START RECORDED DATA

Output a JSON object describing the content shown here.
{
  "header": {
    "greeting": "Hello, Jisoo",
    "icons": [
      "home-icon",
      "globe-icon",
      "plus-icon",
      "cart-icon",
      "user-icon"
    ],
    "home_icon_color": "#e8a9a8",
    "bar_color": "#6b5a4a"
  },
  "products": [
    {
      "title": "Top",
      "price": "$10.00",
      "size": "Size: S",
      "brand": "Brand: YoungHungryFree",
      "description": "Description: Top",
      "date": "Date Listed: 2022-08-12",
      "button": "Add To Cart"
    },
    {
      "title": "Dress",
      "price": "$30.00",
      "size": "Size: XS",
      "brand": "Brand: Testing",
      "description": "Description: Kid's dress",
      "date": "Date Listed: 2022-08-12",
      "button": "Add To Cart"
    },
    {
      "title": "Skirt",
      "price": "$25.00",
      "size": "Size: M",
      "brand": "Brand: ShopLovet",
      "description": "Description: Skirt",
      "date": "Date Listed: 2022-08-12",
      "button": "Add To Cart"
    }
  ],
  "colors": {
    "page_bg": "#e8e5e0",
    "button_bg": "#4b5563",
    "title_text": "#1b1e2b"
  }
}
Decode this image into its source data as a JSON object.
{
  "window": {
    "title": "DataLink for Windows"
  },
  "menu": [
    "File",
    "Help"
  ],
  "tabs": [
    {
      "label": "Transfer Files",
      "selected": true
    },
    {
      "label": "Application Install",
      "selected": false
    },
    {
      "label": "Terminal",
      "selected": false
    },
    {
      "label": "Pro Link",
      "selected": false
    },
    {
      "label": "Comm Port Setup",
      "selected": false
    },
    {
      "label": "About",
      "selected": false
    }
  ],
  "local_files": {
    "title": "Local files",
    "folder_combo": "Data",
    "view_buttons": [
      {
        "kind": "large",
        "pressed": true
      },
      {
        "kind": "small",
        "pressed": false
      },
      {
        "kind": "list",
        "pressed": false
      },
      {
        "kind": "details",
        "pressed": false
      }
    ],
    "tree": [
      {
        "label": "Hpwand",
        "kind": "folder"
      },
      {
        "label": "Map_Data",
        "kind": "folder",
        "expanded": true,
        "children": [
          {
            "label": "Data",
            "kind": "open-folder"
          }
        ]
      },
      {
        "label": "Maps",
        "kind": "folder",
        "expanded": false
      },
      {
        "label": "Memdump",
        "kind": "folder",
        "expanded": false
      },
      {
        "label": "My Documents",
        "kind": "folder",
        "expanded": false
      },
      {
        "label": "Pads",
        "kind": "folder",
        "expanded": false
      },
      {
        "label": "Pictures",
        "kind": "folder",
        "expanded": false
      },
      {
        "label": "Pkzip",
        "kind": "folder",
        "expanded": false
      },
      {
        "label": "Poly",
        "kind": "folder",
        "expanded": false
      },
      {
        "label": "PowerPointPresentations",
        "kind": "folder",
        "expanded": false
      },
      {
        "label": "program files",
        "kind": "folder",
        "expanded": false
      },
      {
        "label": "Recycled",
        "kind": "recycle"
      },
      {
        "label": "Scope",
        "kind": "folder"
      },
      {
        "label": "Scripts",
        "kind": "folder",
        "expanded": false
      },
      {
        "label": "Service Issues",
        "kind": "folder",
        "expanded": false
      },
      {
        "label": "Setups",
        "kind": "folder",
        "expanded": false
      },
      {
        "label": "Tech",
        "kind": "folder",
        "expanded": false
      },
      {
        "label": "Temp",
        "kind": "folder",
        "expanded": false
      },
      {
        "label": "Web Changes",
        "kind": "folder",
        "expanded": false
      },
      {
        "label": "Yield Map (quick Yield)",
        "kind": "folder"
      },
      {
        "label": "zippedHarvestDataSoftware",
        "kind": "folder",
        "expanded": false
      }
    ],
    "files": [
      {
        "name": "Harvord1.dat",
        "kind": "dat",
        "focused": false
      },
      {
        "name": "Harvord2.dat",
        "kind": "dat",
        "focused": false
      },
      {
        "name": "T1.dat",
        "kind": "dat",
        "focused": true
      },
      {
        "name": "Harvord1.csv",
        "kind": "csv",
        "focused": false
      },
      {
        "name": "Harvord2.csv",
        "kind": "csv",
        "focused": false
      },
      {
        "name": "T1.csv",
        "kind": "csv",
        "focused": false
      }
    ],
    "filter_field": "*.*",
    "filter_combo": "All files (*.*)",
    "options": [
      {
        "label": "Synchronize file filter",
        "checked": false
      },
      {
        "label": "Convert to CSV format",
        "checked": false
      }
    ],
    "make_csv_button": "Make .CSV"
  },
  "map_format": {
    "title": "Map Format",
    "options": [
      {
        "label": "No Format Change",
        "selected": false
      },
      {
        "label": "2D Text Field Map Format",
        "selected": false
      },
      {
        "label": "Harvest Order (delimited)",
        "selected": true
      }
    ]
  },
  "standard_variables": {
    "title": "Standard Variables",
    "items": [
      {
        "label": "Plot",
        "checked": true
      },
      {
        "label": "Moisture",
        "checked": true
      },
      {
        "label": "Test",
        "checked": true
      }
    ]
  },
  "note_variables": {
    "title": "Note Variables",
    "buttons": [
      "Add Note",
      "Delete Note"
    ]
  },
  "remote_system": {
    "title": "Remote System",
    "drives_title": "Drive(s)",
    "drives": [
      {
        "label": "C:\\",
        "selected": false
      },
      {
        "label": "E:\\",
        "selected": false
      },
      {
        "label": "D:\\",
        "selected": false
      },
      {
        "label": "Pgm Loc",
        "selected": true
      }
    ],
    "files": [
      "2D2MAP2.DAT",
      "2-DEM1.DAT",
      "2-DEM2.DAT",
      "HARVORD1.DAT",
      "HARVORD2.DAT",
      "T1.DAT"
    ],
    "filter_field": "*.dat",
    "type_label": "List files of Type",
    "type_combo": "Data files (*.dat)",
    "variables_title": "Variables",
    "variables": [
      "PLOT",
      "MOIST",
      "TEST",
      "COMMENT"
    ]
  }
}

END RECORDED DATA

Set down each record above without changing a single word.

ANSWER TO THE PROBLEM:
Output a JSON object describing the content shown here.
{
  "header": {
    "greeting": "Hello, Jisoo",
    "icons": [
      "home-icon",
      "globe-icon",
      "plus-icon",
      "cart-icon",
      "user-icon"
    ],
    "home_icon_color": "#e8a9a8",
    "bar_color": "#6b5a4a"
  },
  "products": [
    {
      "title": "Top",
      "price": "$10.00",
      "size": "Size: S",
      "brand": "Brand: YoungHungryFree",
      "description": "Description: Top",
      "date": "Date Listed: 2022-08-12",
      "button": "Add To Cart"
    },
    {
      "title": "Dress",
      "price": "$30.00",
      "size": "Size: XS",
      "brand": "Brand: Testing",
      "description": "Description: Kid's dress",
      "date": "Date Listed: 2022-08-12",
      "button": "Add To Cart"
    },
    {
      "title": "Skirt",
      "price": "$25.00",
      "size": "Size: M",
      "brand": "Brand: ShopLovet",
      "description": "Description: Skirt",
      "date": "Date Listed: 2022-08-12",
      "button": "Add To Cart"
    }
  ],
  "colors": {
    "page_bg": "#e8e5e0",
    "button_bg": "#4b5563",
    "title_text": "#1b1e2b"
  }
}
Decode this image into its source data as a JSON object.
{
  "window": {
    "title": "DataLink for Windows"
  },
  "menu": [
    "File",
    "Help"
  ],
  "tabs": [
    {
      "label": "Transfer Files",
      "selected": true
    },
    {
      "label": "Application Install",
      "selected": false
    },
    {
      "label": "Terminal",
      "selected": false
    },
    {
      "label": "Pro Link",
      "selected": false
    },
    {
      "label": "Comm Port Setup",
      "selected": false
    },
    {
      "label": "About",
      "selected": false
    }
  ],
  "local_files": {
    "title": "Local files",
    "folder_combo": "Data",
    "view_buttons": [
      {
        "kind": "large",
        "pressed": true
      },
      {
        "kind": "small",
        "pressed": false
      },
      {
        "kind": "list",
        "pressed": false
      },
      {
        "kind": "details",
        "pressed": false
      }
    ],
    "tree": [
      {
        "label": "Hpwand",
        "kind": "folder"
      },
      {
        "label": "Map_Data",
        "kind": "folder",
        "expanded": true,
        "children": [
          {
            "label": "Data",
            "kind": "open-folder"
          }
        ]
      },
      {
        "label": "Maps",
        "kind": "folder",
        "expanded": false
      },
      {
        "label": "Memdump",
        "kind": "folder",
        "expanded": false
      },
      {
        "label": "My Documents",
        "kind": "folder",
        "expanded": false
      },
      {
        "label": "Pads",
        "kind": "folder",
        "expanded": false
      },
      {
        "label": "Pictures",
        "kind": "folder",
        "expanded": false
      },
      {
        "label": "Pkzip",
        "kind": "folder",
        "expanded": false
      },
      {
        "label": "Poly",
        "kind": "folder",
        "expanded": false
      },
      {
        "label": "PowerPointPresentations",
        "kind": "folder",
        "expanded": false
      },
      {
        "label": "program files",
        "kind": "folder",
        "expanded": false
      },
      {
        "label": "Recycled",
        "kind": "recycle"
      },
      {
        "label": "Scope",
        "kind": "folder"
      },
      {
        "label": "Scripts",
        "kind": "folder",
        "expanded": false
      },
      {
        "label": "Service Issues",
        "kind": "folder",
        "expanded": false
      },
      {
        "label": "Setups",
        "kind": "folder",
        "expanded": false
      },
      {
        "label": "Tech",
        "kind": "folder",
        "expanded": false
      },
      {
        "label": "Temp",
        "kind": "folder",
        "expanded": false
      },
      {
        "label": "Web Changes",
        "kind": "folder",
        "expanded": false
      },
      {
        "label": "Yield Map (quick Yield)",
        "kind": "folder"
      },
      {
        "label": "zippedHarvestDataSoftware",
        "kind": "folder",
        "expanded": false
      }
    ],
    "files": [
      {
        "name": "Harvord1.dat",
        "kind": "dat",
        "focused": false
      },
      {
        "name": "Harvord2.dat",
        "kind": "dat",
        "focused": false
      },
      {
        "name": "T1.dat",
        "kind": "dat",
        "focused": true
      },
      {
        "name": "Harvord1.csv",
        "kind": "csv",
        "focused": false
      },
      {
        "name": "Harvord2.csv",
        "kind": "csv",
        "focused": false
      },
      {
        "name": "T1.csv",
        "kind": "csv",
        "focused": false
      }
    ],
    "filter_field": "*.*",
    "filter_combo": "All files (*.*)",
    "options": [
      {
        "label": "Synchronize file filter",
        "checked": false
      },
      {
        "label": "Convert to CSV format",
        "checked": false
      }
    ],
    "make_csv_button": "Make .CSV"
  },
  "map_format": {
    "title": "Map Format",
    "options": [
      {
        "label": "No Format Change",
        "selected": false
      },
      {
        "label": "2D Text Field Map Format",
        "selected": false
      },
      {
        "label": "Harvest Order (delimited)",
        "selected": true
      }
    ]
  },
  "standard_variables": {
    "title": "Standard Variables",
    "items": [
      {
        "label": "Plot",
        "checked": true
      },
      {
        "label": "Moisture",
        "checked": true
      },
      {
        "label": "Test",
        "checked": true
      }
    ]
  },
  "note_variables": {
    "title": "Note Variables",
    "buttons": [
      "Add Note",
      "Delete Note"
    ]
  },
  "remote_system": {
    "title": "Remote System",
    "drives_title": "Drive(s)",
    "drives": [
      {
        "label": "C:\\",
        "selected": false
      },
      {
        "label": "E:\\",
        "selected": false
      },
      {
        "label": "D:\\",
        "selected": false
      },
      {
        "label": "Pgm Loc",
        "selected": true
      }
    ],
    "files": [
      "2D2MAP2.DAT",
      "2-DEM1.DAT",
      "2-DEM2.DAT",
      "HARVORD1.DAT",
      "HARVORD2.DAT",
      "T1.DAT"
    ],
    "filter_field": "*.dat",
    "type_label": "List files of Type",
    "type_combo": "Data files (*.dat)",
    "variables_title": "Variables",
    "variables": [
      "PLOT",
      "MOIST",
      "TEST",
      "COMMENT"
    ]
  }
}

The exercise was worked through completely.